Janis Ian had been kicking around for almost a decade, writing psychologically perceptive folk songs, before releasing Between the Lines in 1975. Thanks largely to the hit single teenager's-lament "At Seventeen," the album was huge, going platinum and hitting number one. "At Seventeen" went on to win a Grammy for Best Pop Performance, beating out Linda Ronstadt and Olivia Newton John, among others, suggesting that the demure Ian's success was in some part due to counter-programming. Of course, Ian was 25-years-old when the aforementioned song came out, and these days, perceptive teenagers look to perceptive teenagers (e.g., Lorde) to write songs about, yes, perceptive teenagers.
Hip-hop rules the world, a fact that retroactively makes music that didn't influence the genre seem positively ancient by comparison. Earth, Wind & Fire's joyous That's The Way of the World was a giant album its day – the third best-selling pop LP of 1975 — and "Shining Star" was a No. One hit. But the airy harmonies and buoyant rhythms feel further from hip-hop than, for example, the harder, more frenetic sounds of James Brown or P-Funk, which is perhaps why EW&F don't seem to be remembered quite as fondly, or often, by younger generations as are those aforementioned R&B greats.

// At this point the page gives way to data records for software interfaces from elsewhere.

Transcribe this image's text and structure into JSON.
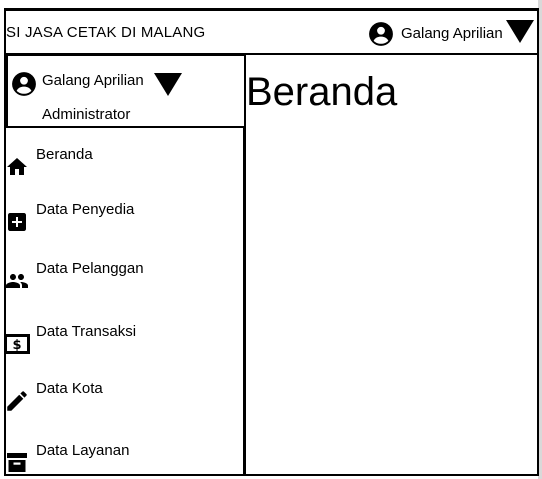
{
  "header": {
    "app_title": "SI JASA CETAK DI MALANG",
    "user_name": "Galang Aprilian"
  },
  "profile": {
    "name": "Galang Aprilian",
    "role": "Administrator"
  },
  "sidebar": {
    "items": [
      {
        "label": "Beranda",
        "icon": "home-icon"
      },
      {
        "label": "Data Penyedia",
        "icon": "add-box-icon"
      },
      {
        "label": "Data Pelanggan",
        "icon": "people-icon"
      },
      {
        "label": "Data Transaksi",
        "icon": "money-icon"
      },
      {
        "label": "Data Kota",
        "icon": "pencil-icon"
      },
      {
        "label": "Data Layanan",
        "icon": "archive-icon"
      }
    ]
  },
  "main": {
    "page_title": "Beranda"
  }
}
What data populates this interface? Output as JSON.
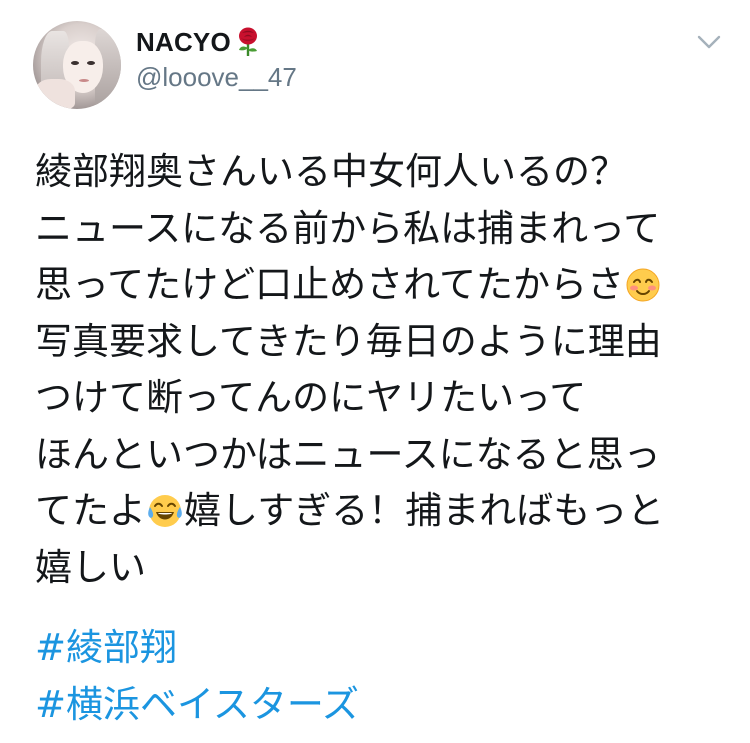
{
  "user": {
    "display_name": "NACYO",
    "name_emoji": "rose-icon",
    "handle": "@looove__47",
    "avatar": "avatar-photo"
  },
  "menu": {
    "icon": "chevron-down-icon"
  },
  "tweet": {
    "lines": [
      {
        "segments": [
          "綾部翔奥さんいる中女何人いるの？"
        ]
      },
      {
        "segments": [
          "ニュースになる前から私は捕まれって"
        ]
      },
      {
        "segments": [
          "思ってたけど口止めされてたからさ"
        ],
        "emoji_after": "smiling-face-icon"
      },
      {
        "segments": [
          "写真要求してきたり毎日のように理由"
        ]
      },
      {
        "segments": [
          "つけて断ってんのにヤリたいって"
        ]
      },
      {
        "segments": [
          "ほんといつかはニュースになると思っ"
        ]
      },
      {
        "segments": [
          "てたよ",
          "嬉しすぎる！捕まればもっと"
        ],
        "emoji_between": "tears-of-joy-icon"
      },
      {
        "segments": [
          "嬉しい"
        ]
      }
    ],
    "hashtags": [
      "#綾部翔",
      "#横浜ベイスターズ"
    ]
  },
  "colors": {
    "text": "#14171a",
    "secondary": "#657786",
    "link": "#1b95e0"
  }
}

Bombastic, overwrought and, in the truest definition of the word, epic, sometime Yes keyboardist Rick Wakeman's third solo album embodied everything prog-rock fans love: a fantastical storyline drawn from a Jules Verne novel, accents of jazz and classical flourishes and solos-upon-solos-upon-solos. It reached Number One on the U.K. chart and, in the U.S., it made it to Number Three and was certified gold. Wakeman performed Journey in full on tour – complete with narration, symphony and choir – and even dressed in mystical garb (i.e. capes!). But while all the pageantry and pretentiousness elated prog fans, Wakeman's unabashed myth-and-magic jones limited his popular shelf life. Where his somewhat harder-edged prog brethren in King Crimson have resonated with Tool and Opeth fans in recent years, today's noodlers aren't quite as keen on sporadic xylophone solos and fantasy storytelling.
Long a band's band — Phish covered the Little Feat's Waiting for Columbus in its entirety at a 2010 show, and the trucker anthem "Willin'" is an oft-covered classic — Lowell George's casually virtuosic crew were true rock tweeners. On 1974's standout effort Feats Don't Fail Me Now they boogied playfully, wrote wittily and jammed economically. The album also featured a great Neon Parks-designed cover image – one of the era's most distinctive. George died in 1979 at 34, long before the now-thriving jam band scene achieved maturation. A version of Little Feat still tours occasionally, but it exists far below the headlining status of the likes of, say, Moe. and Widespread Panic.
What a weird cultural blip fusion was. Chalk it up to copious recreational drug use or free-form radio programming, but the early-to-mid Seventies were a heyday for electric jazz-based improv, all thundering polyrhythms and twisting solos. Released in 1973, drummer Billy Cobham's trippy, aggressive Spectrum is a favorite from that era. Listen to squiggly complexities like "Taurian Matador" and "Quadrant 4" and marvel at how unlikely it was that this music was legitimately popular (Spectrum hit the B